March 4, 2024

■  Jane B. Cadalig 

The city government will focus on making Baguio a resilient city in the next three years, pursuant to its commitment to the United Nations’ Making Resilient Cities (MCR) 2030 campaign.

Mayor Benjamin Magalong said after he attended the U.N.-sponsored Disaster Risk Reduction and Resiliency Convention in South Korea, he realized Baguio has a lot of catching up to do in terms of addressing climate and disaster risks.

“All the while I thought Baguio City is a resilient city considering the fact that in the country, we were the first to open our economy at the tail end of the Covid-19. We were also able to immediately recover from the fire that hit the public market, and during Typhoon Egay we were able to recover fast with stakeholders helping us recover,” Magalong said during the flag-raising rites at City Hall.

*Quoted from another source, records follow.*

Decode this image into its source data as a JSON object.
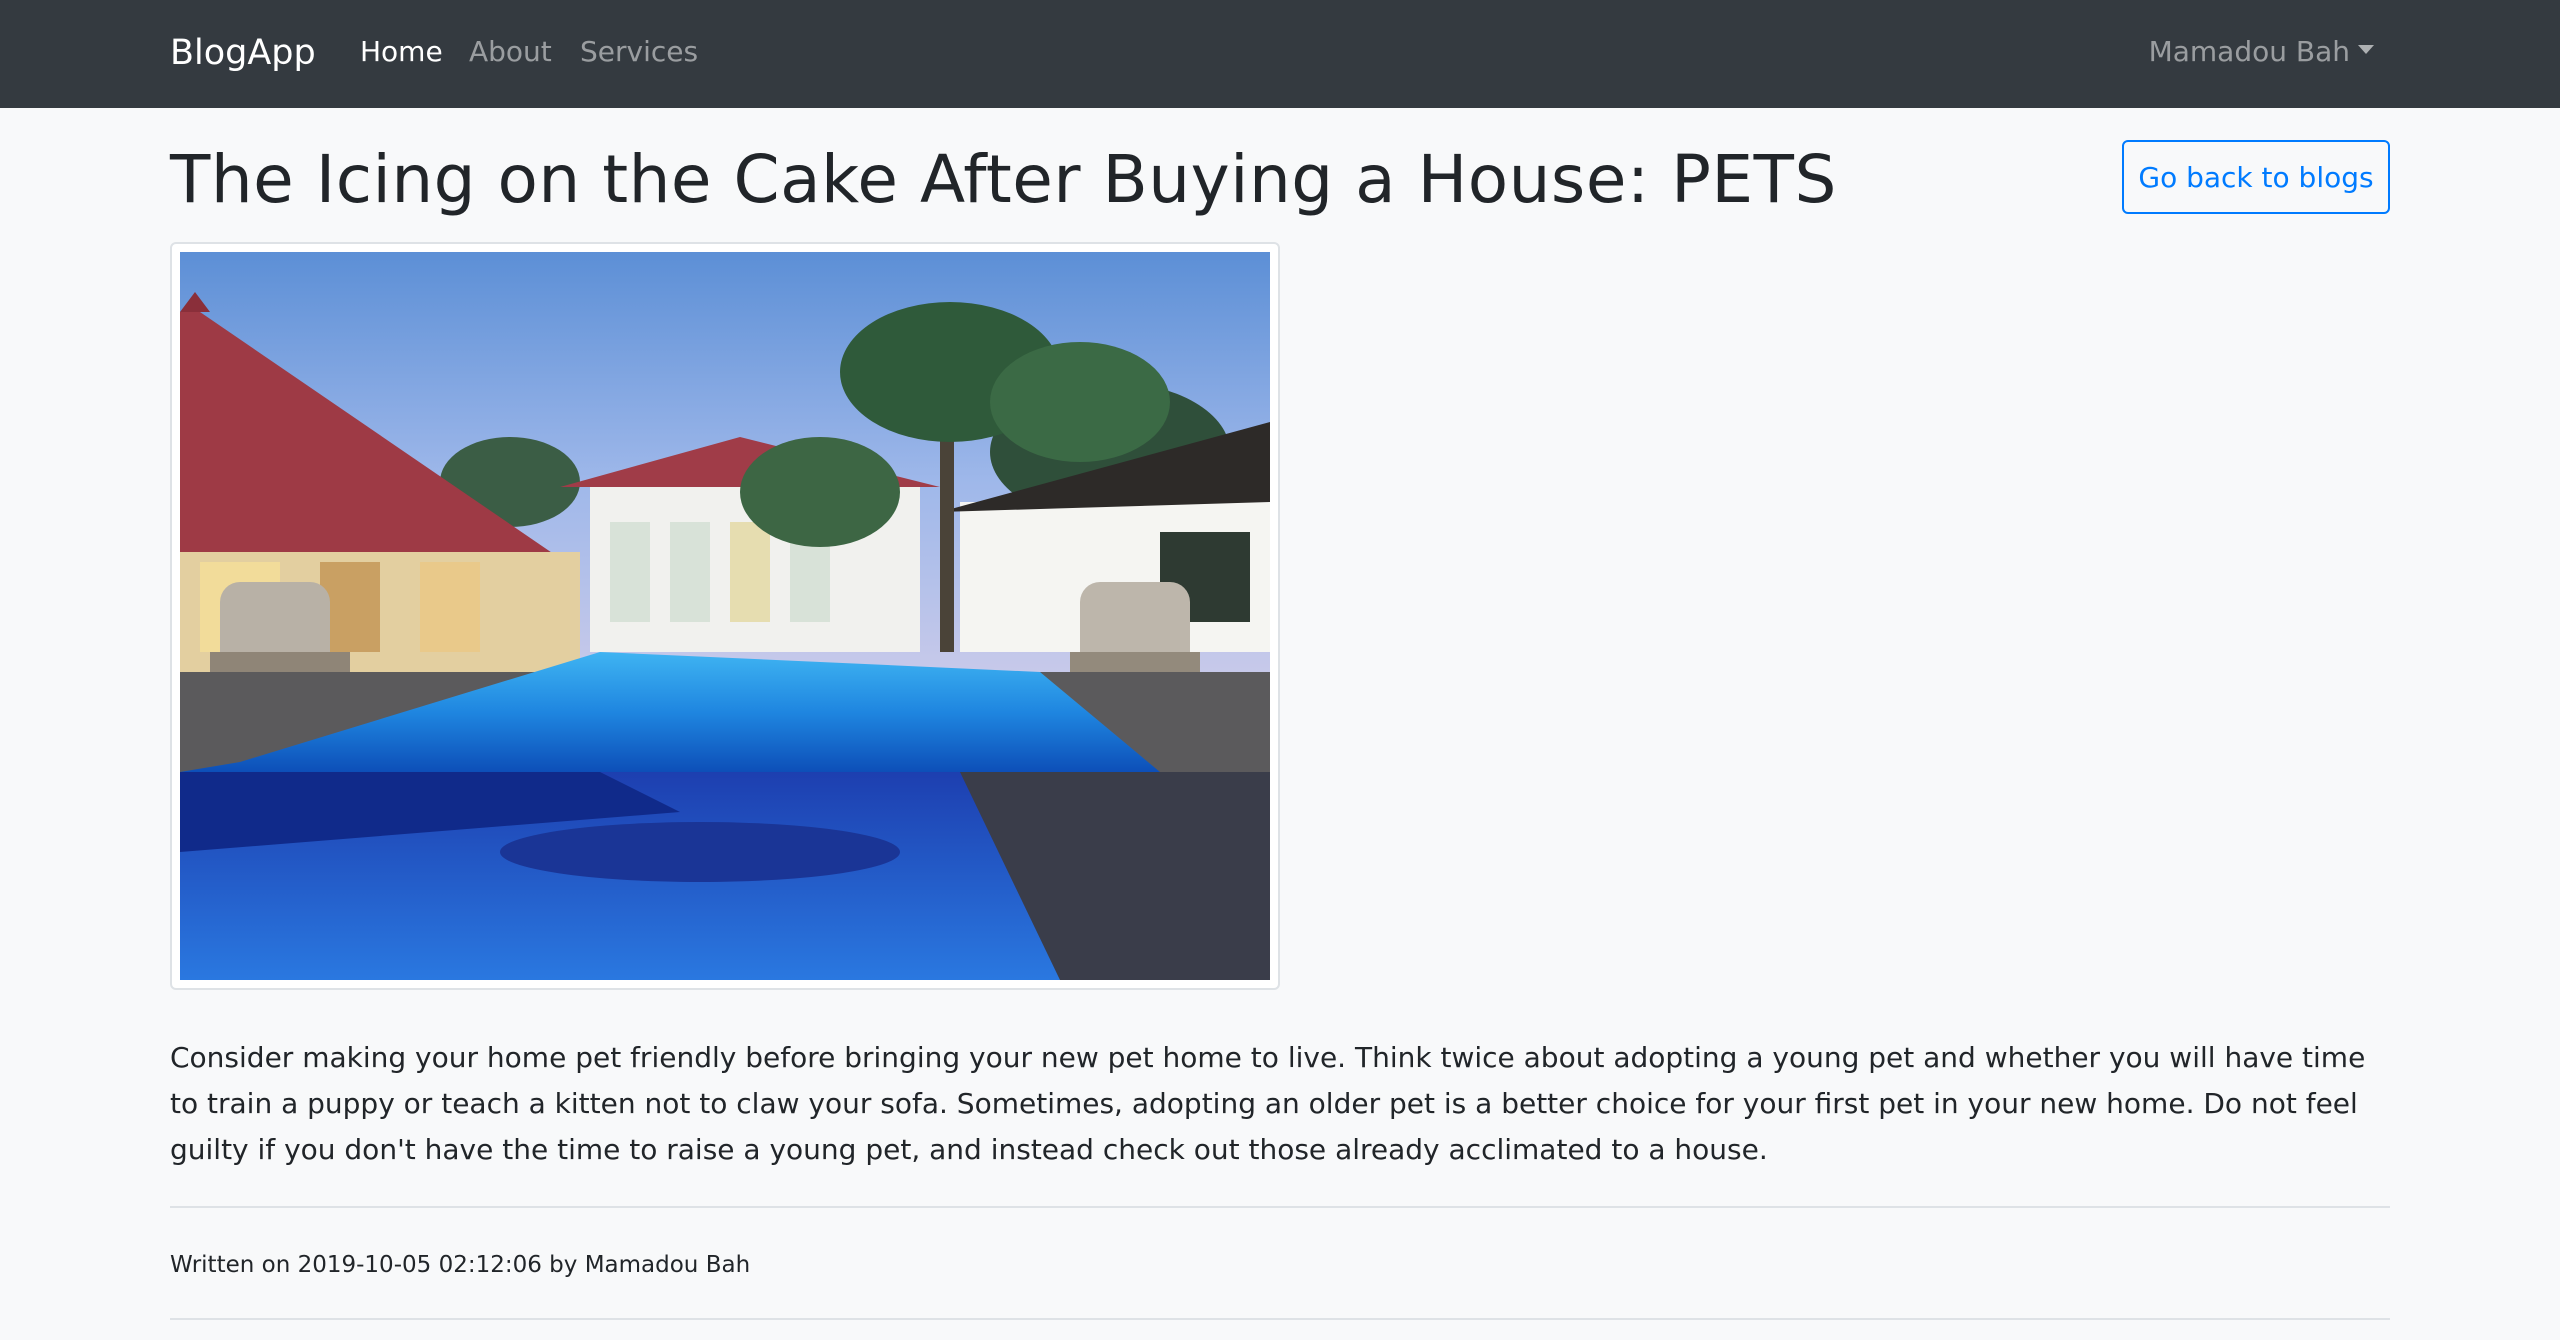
{
  "navbar": {
    "brand": "BlogApp",
    "links": [
      {
        "label": "Home",
        "active": true
      },
      {
        "label": "About",
        "active": false
      },
      {
        "label": "Services",
        "active": false
      }
    ],
    "user": "Mamadou Bah",
    "background": "#343a40"
  },
  "post": {
    "title": "The Icing on the Cake After Buying a House: PETS",
    "back_button": "Go back to blogs",
    "image_icon": "resort-pool-photo",
    "body": "Consider making your home pet friendly before bringing your new pet home to live. Think twice about adopting a young pet and whether you will have time to train a puppy or teach a kitten not to claw your sofa. Sometimes, adopting an older pet is a better choice for your first pet in your new home. Do not feel guilty if you don't have the time to raise a young pet, and instead check out those already acclimated to a house.",
    "meta": "Written on 2019-10-05 02:12:06 by Mamadou Bah"
  },
  "colors": {
    "accent": "#007bff",
    "page_background": "#f8f9fa"
  }
}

“When I attended the convention in Incheon, South Korea, and looking at the latest parameters on resiliency, especially with regard to our commitment on MCR 2030, lumalabas na marami pa pala tayong kakulangan. Marami pa pala ta-yong dapat gawin.

The mayor said the city committed to be an MCR-compliant city by 2026 through its application to the campaign as early as 2021.

“This will be our direction now. We have concentrated and focused so much on sustainability, on innovation, only to find out that we are wanting in resiliency,” he said.

He added the city government received a grant from Arise, a network of private sector entities committed to helping to implement the Sendai Framework, one of the major agreements of U.N. member-states that focuses on the adoption of measures that address disaster risks such as exposure to hazards, vulnerability and capacity, and hazard’s characteristics so that new risks will be avoided, existing risks will be reduced, and resilience will be enhanced.

Magalong said the multi-million peso grant from Arise will be used for capacity and capability building to help the city government establish Baguio’s status as a resilient city.

In the Philippines, only Makati City was granted a status of a resilient hub.

“Hopefully we will be the next city that will be considered an-MCR 2030 compliant and a resilient hub,” he said.

The UN Office for Disaster Risk Reduction defines resilient hubs as local governments or authorities which have political and technical commitment to address climate and disaster risks. The UNDRR said cities aiming to be a resilience hub must have reached a high level of resilience-building commitments, showed sustained mechanisms for resilience investments, and have an expertise and interest in sharing their best practices to other cities in the MCR2030 network. – Jane B. Cadalig